Today, the activities funded by the Liman Program reflect Arthur Liman’s breadth of interests and concerns, and the Program is supported by a host of generous donors who share Arthur Liman’s vision, humanity, and dedication to the overlooked and underserved. Those supporters include the Vital Projects Fund, Inc., and many Yale alumni and outside donors.
The Liman Program sponsors workshops, colloquia, programs, and research and advocacy projects for current law students. In 2009–2010, the focus of the weekly workshop was the causes and consequences of incarceration. The Liman Program also provides fellowships for Yale Law School graduates working in the public sector, and it helps to support summer fellowships for students at Barnard, Brown, Harvard, Princeton, Spelman, and Yale.
Through the Law School postgraduate fellowships, the Liman Program funds graduates to do full-time work in ongoing or start-up projects devoted to the public interest. Examples include work on behalf of workfare recipients, criminal defendants, prisoners, persons with disabilities, migrant workers, the elderly, and immigrants.

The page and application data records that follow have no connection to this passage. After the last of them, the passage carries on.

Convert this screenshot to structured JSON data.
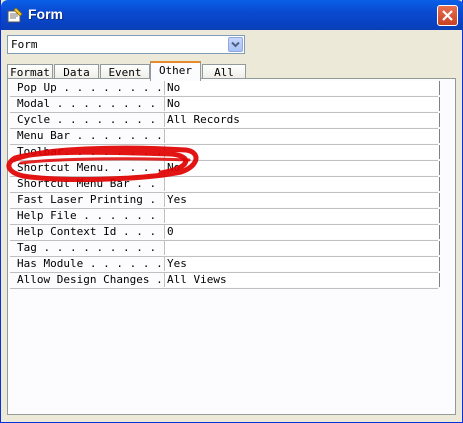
{
  "window": {
    "title": "Form"
  },
  "object_selector": {
    "value": "Form"
  },
  "tabs": [
    {
      "label": "Format",
      "active": false
    },
    {
      "label": "Data",
      "active": false
    },
    {
      "label": "Event",
      "active": false
    },
    {
      "label": "Other",
      "active": true
    },
    {
      "label": "All",
      "active": false
    }
  ],
  "properties": [
    {
      "name": "Pop Up . . . . . . . . .",
      "value": "No"
    },
    {
      "name": "Modal . . . . . . . . .",
      "value": "No"
    },
    {
      "name": "Cycle . . . . . . . . .",
      "value": "All Records"
    },
    {
      "name": "Menu Bar . . . . . . . .",
      "value": ""
    },
    {
      "name": "Toolbar. . . . . . . . .",
      "value": ""
    },
    {
      "name": "Shortcut Menu. . . . . .",
      "value": "No"
    },
    {
      "name": "Shortcut Menu Bar . . .",
      "value": ""
    },
    {
      "name": "Fast Laser Printing . .",
      "value": "Yes"
    },
    {
      "name": "Help File . . . . . . .",
      "value": ""
    },
    {
      "name": "Help Context Id . . . .",
      "value": "0"
    },
    {
      "name": "Tag . . . . . . . . . .",
      "value": ""
    },
    {
      "name": "Has Module . . . . . .",
      "value": "Yes"
    },
    {
      "name": "Allow Design Changes . .",
      "value": "All Views"
    }
  ],
  "icons": {
    "title": "properties-icon",
    "close": "close-icon",
    "dropdown": "chevron-down-icon"
  },
  "colors": {
    "titlebar": "#0a4ad0",
    "active_tab_accent": "#e68b2c",
    "annotation": "#e00000"
  }
}
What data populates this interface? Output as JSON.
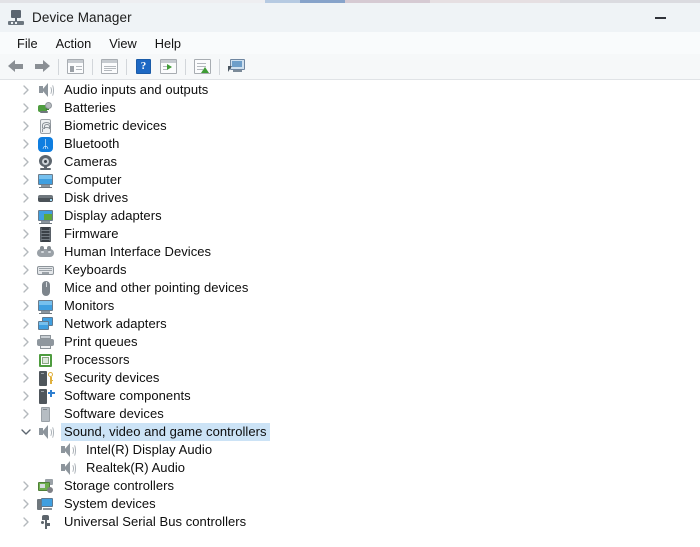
{
  "window": {
    "title": "Device Manager",
    "icon": "device-manager-icon",
    "minimize_label": "—"
  },
  "menubar": {
    "items": [
      {
        "label": "File"
      },
      {
        "label": "Action"
      },
      {
        "label": "View"
      },
      {
        "label": "Help"
      }
    ]
  },
  "toolbar": {
    "buttons": [
      {
        "name": "back-button",
        "icon": "back-arrow-icon",
        "enabled": false
      },
      {
        "name": "forward-button",
        "icon": "forward-arrow-icon",
        "enabled": false
      },
      {
        "name": "show-hide-console-tree-button",
        "icon": "console-tree-icon",
        "enabled": false
      },
      {
        "name": "properties-button",
        "icon": "properties-icon",
        "enabled": false
      },
      {
        "name": "help-button",
        "icon": "help-question-icon",
        "enabled": true
      },
      {
        "name": "update-driver-button",
        "icon": "update-driver-icon",
        "enabled": false
      },
      {
        "name": "scan-for-hardware-changes-button",
        "icon": "scan-hardware-icon",
        "enabled": false
      },
      {
        "name": "display-device-button",
        "icon": "display-device-icon",
        "enabled": false
      }
    ]
  },
  "tree": {
    "nodes": [
      {
        "label": "Audio inputs and outputs",
        "icon": "speaker-icon",
        "level": 0,
        "expanded": false,
        "selected": false
      },
      {
        "label": "Batteries",
        "icon": "battery-icon",
        "level": 0,
        "expanded": false,
        "selected": false
      },
      {
        "label": "Biometric devices",
        "icon": "fingerprint-icon",
        "level": 0,
        "expanded": false,
        "selected": false
      },
      {
        "label": "Bluetooth",
        "icon": "bluetooth-icon",
        "level": 0,
        "expanded": false,
        "selected": false
      },
      {
        "label": "Cameras",
        "icon": "camera-icon",
        "level": 0,
        "expanded": false,
        "selected": false
      },
      {
        "label": "Computer",
        "icon": "computer-monitor-icon",
        "level": 0,
        "expanded": false,
        "selected": false
      },
      {
        "label": "Disk drives",
        "icon": "disk-drive-icon",
        "level": 0,
        "expanded": false,
        "selected": false
      },
      {
        "label": "Display adapters",
        "icon": "display-adapter-icon",
        "level": 0,
        "expanded": false,
        "selected": false
      },
      {
        "label": "Firmware",
        "icon": "firmware-chip-icon",
        "level": 0,
        "expanded": false,
        "selected": false
      },
      {
        "label": "Human Interface Devices",
        "icon": "hid-gamepad-icon",
        "level": 0,
        "expanded": false,
        "selected": false
      },
      {
        "label": "Keyboards",
        "icon": "keyboard-icon",
        "level": 0,
        "expanded": false,
        "selected": false
      },
      {
        "label": "Mice and other pointing devices",
        "icon": "mouse-icon",
        "level": 0,
        "expanded": false,
        "selected": false
      },
      {
        "label": "Monitors",
        "icon": "computer-monitor-icon",
        "level": 0,
        "expanded": false,
        "selected": false
      },
      {
        "label": "Network adapters",
        "icon": "network-adapter-icon",
        "level": 0,
        "expanded": false,
        "selected": false
      },
      {
        "label": "Print queues",
        "icon": "printer-icon",
        "level": 0,
        "expanded": false,
        "selected": false
      },
      {
        "label": "Processors",
        "icon": "processor-chip-icon",
        "level": 0,
        "expanded": false,
        "selected": false
      },
      {
        "label": "Security devices",
        "icon": "security-key-icon",
        "level": 0,
        "expanded": false,
        "selected": false
      },
      {
        "label": "Software components",
        "icon": "software-component-icon",
        "level": 0,
        "expanded": false,
        "selected": false
      },
      {
        "label": "Software devices",
        "icon": "software-device-icon",
        "level": 0,
        "expanded": false,
        "selected": false
      },
      {
        "label": "Sound, video and game controllers",
        "icon": "speaker-icon",
        "level": 0,
        "expanded": true,
        "selected": true
      },
      {
        "label": "Intel(R) Display Audio",
        "icon": "speaker-icon",
        "level": 1,
        "expanded": false,
        "selected": false
      },
      {
        "label": "Realtek(R) Audio",
        "icon": "speaker-icon",
        "level": 1,
        "expanded": false,
        "selected": false
      },
      {
        "label": "Storage controllers",
        "icon": "storage-controller-icon",
        "level": 0,
        "expanded": false,
        "selected": false
      },
      {
        "label": "System devices",
        "icon": "system-device-icon",
        "level": 0,
        "expanded": false,
        "selected": false
      },
      {
        "label": "Universal Serial Bus controllers",
        "icon": "usb-icon",
        "level": 0,
        "expanded": false,
        "selected": false
      }
    ]
  },
  "colors": {
    "titlebar_bg": "#eff3f6",
    "menubar_bg": "#f9fbfc",
    "toolbar_bg": "#f6f8f9",
    "selection_bg": "#cce3f6",
    "text": "#0d0d0d",
    "chevron": "#b8bcc0",
    "accent_blue": "#0f7ee0",
    "accent_green": "#4e9c3f"
  }
}
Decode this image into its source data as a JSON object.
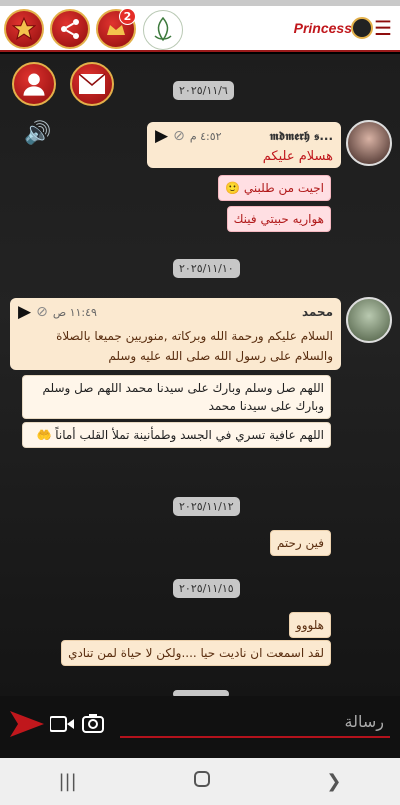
{
  "header": {
    "brand": "Princess",
    "badge_count": "2",
    "menu_icon": "menu-icon",
    "icons": [
      "star-icon",
      "share-icon",
      "notification-icon",
      "group-logo"
    ]
  },
  "side": {
    "icons": [
      "profile-icon",
      "mail-icon",
      "speaker-icon"
    ]
  },
  "chat": {
    "dates": [
      "٢٠٢٥/١١/٦",
      "٢٠٢٥/١١/١٠",
      "٢٠٢٥/١١/١٢",
      "٢٠٢٥/١١/١٥"
    ],
    "post1": {
      "sender": "𝖒𝖉𝖒𝖊𝖗𝖍 𝖘...",
      "time": "٤:٥٢ م",
      "text": "هسلام عليكم",
      "replies": [
        "اجيت من طلبني 🙂",
        "هواريه حبيتي فينك"
      ]
    },
    "post2": {
      "sender": "محمد",
      "time": "١١:٤٩ ص",
      "text": "السلام عليكم ورحمة الله وبركاته ,منوريين جميعا بالصلاة والسلام على رسول الله صلى الله عليه وسلم",
      "replies": [
        "اللهم صل وسلم وبارك على سيدنا محمد اللهم صل وسلم وبارك على سيدنا محمد",
        "اللهم عافية تسري في الجسد وطمأنينة تملأ القلب أماناً 🤲"
      ]
    },
    "post3": {
      "text": "فين رحتم"
    },
    "post4": {
      "lines": [
        "هلووو",
        "لقد اسمعت ان ناديت حيا ....ولكن لا حياة لمن تنادي"
      ]
    }
  },
  "input": {
    "placeholder": "رسالة"
  },
  "colors": {
    "accent": "#c0171c",
    "gold": "#e3b04a"
  }
}
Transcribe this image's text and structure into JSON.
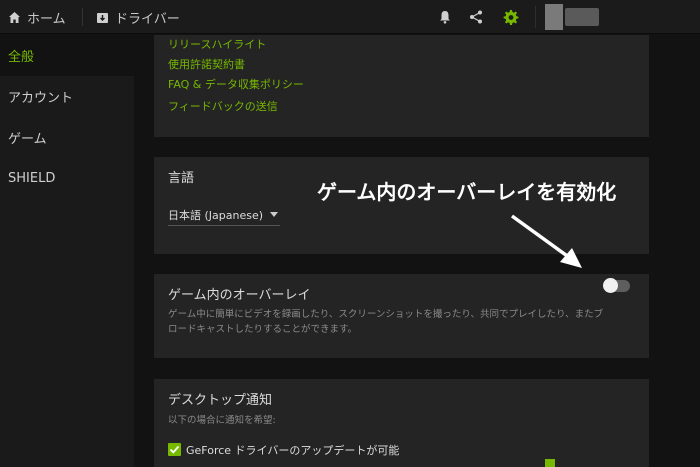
{
  "topbar": {
    "home_label": "ホーム",
    "driver_label": "ドライバー",
    "icons": [
      "home-icon",
      "driver-icon",
      "bell-icon",
      "share-icon",
      "gear-icon"
    ]
  },
  "sidebar": {
    "items": [
      {
        "label": "全般",
        "active": true
      },
      {
        "label": "アカウント",
        "active": false
      },
      {
        "label": "ゲーム",
        "active": false
      },
      {
        "label": "SHIELD",
        "active": false
      }
    ]
  },
  "about": {
    "links": [
      "リリースハイライト",
      "使用許諾契約書",
      "FAQ & データ収集ポリシー",
      "フィードバックの送信"
    ]
  },
  "language": {
    "title": "言語",
    "selected": "日本語 (Japanese)"
  },
  "overlay": {
    "title": "ゲーム内のオーバーレイ",
    "description": "ゲーム中に簡単にビデオを録画したり、スクリーンショットを撮ったり、共同でプレイしたり、またブロードキャストしたりすることができます。",
    "enabled": false
  },
  "notifications": {
    "title": "デスクトップ通知",
    "subtitle": "以下の場合に通知を希望:",
    "option_label": "GeForce ドライバーのアップデートが可能",
    "option_checked": true
  },
  "annotation": {
    "text": "ゲーム内のオーバーレイを有効化"
  },
  "colors": {
    "accent": "#76b900",
    "card": "#242424",
    "background": "#121212"
  }
}
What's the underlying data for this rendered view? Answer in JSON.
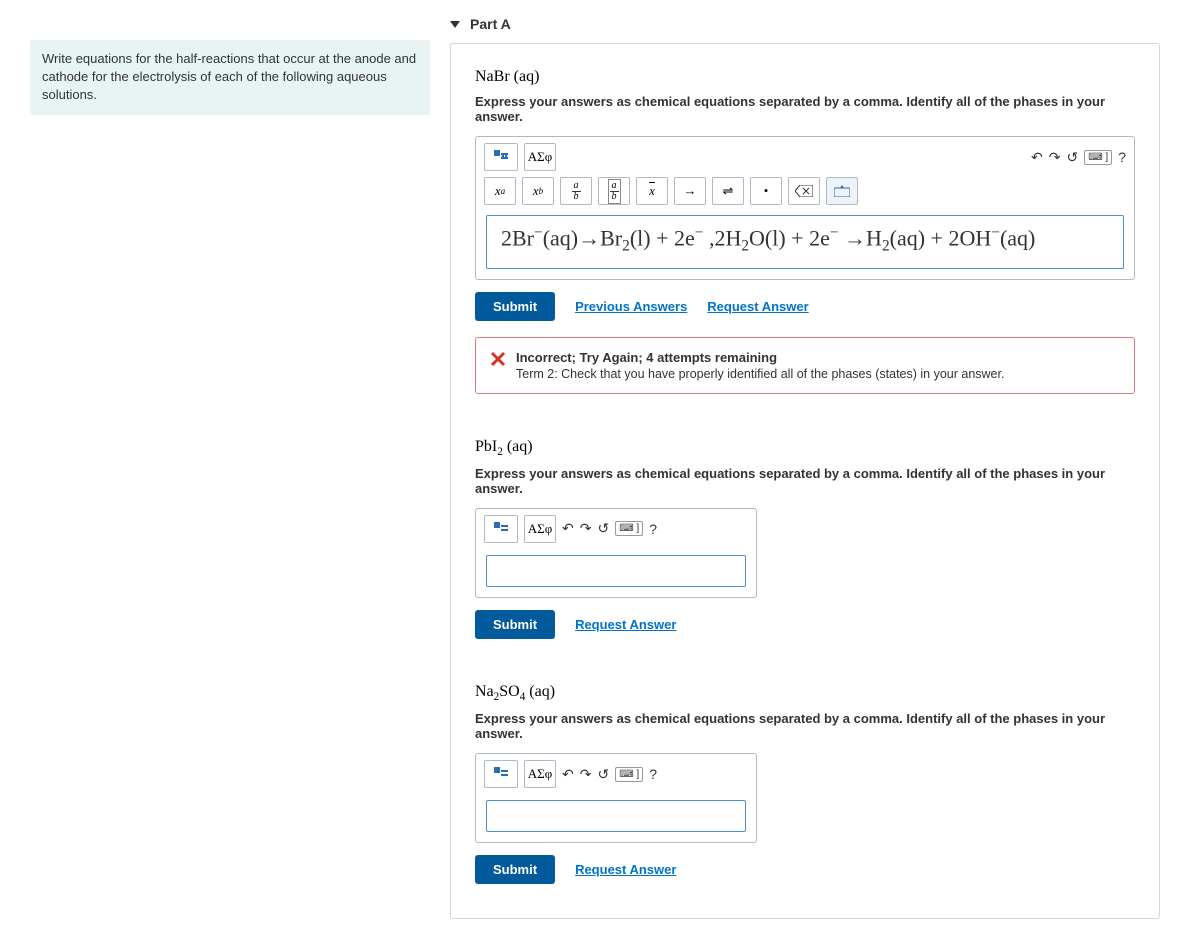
{
  "part_title": "Part A",
  "prompt": "Write equations for the half-reactions that occur at the anode and cathode for the electrolysis of each of the following aqueous solutions.",
  "instructions": "Express your answers as chemical equations separated by a comma. Identify all of the phases in your answer.",
  "submit_label": "Submit",
  "previous_answers_label": "Previous Answers",
  "request_answer_label": "Request Answer",
  "greek_label": "ΑΣφ",
  "help_symbol": "?",
  "subparts": [
    {
      "compound_html": "NaBr (aq)"
    },
    {
      "compound_html": "PbI₂ (aq)"
    },
    {
      "compound_html": "Na₂SO₄ (aq)"
    }
  ],
  "answer_entered": "2Br⁻(aq)→Br₂(l) + 2e⁻ ,2H₂O(l) + 2e⁻ →H₂(aq) + 2OH⁻(aq)",
  "feedback": {
    "title": "Incorrect; Try Again; 4 attempts remaining",
    "body": "Term 2: Check that you have properly identified all of the phases (states) in your answer."
  },
  "format_tools": {
    "superscript": "xᵃ",
    "subscript": "x_b",
    "frac_a": "a",
    "frac_b": "b",
    "xbar": "x̄",
    "arrow": "→",
    "equilibrium": "⇌",
    "dot": "•",
    "backspace": "⌫"
  }
}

Including the 2010–2011 awards, the Liman Program has supported some 70 fellows at more than 60 public interest organizations.
Both fellows and current law students participate in workshops as well as plan the annual Liman Colloquium, which over the years has addressed such topics as “The Future of Legal Services,” “Valuing Low-Wage Workers,” “Welfare ‘Reform’ and Response,” “Encountering the Criminal Justice System,” “Portraying the Public Interest,” “Public Interest Lawyering in an Era of High Anxiety,” “Organizing, Reorganizing: Public Interest in Individual and Global Contexts,” “Liman at the Local Level: Public Interest Advocacy and American Federalism,” “Forty Years of Clinical Education at Yale: Generating Rights, Remedies, and Legal Services,” and “Imprisoned.” The latest Liman Program newsletter details the work of some of the 400 people who explored the state of incarceration in contemporary America at the “Imprisoned” colloquium; it also features the work of the Liman fellows and other activities of the Program.
The fourteenth annual Colloquium will be held at Yale Law School March 3 and 4, 2011, on the topic, “Collaboration, Cooperation, and Confrontation,” which will consider the many ways in which public lawyers and government interact.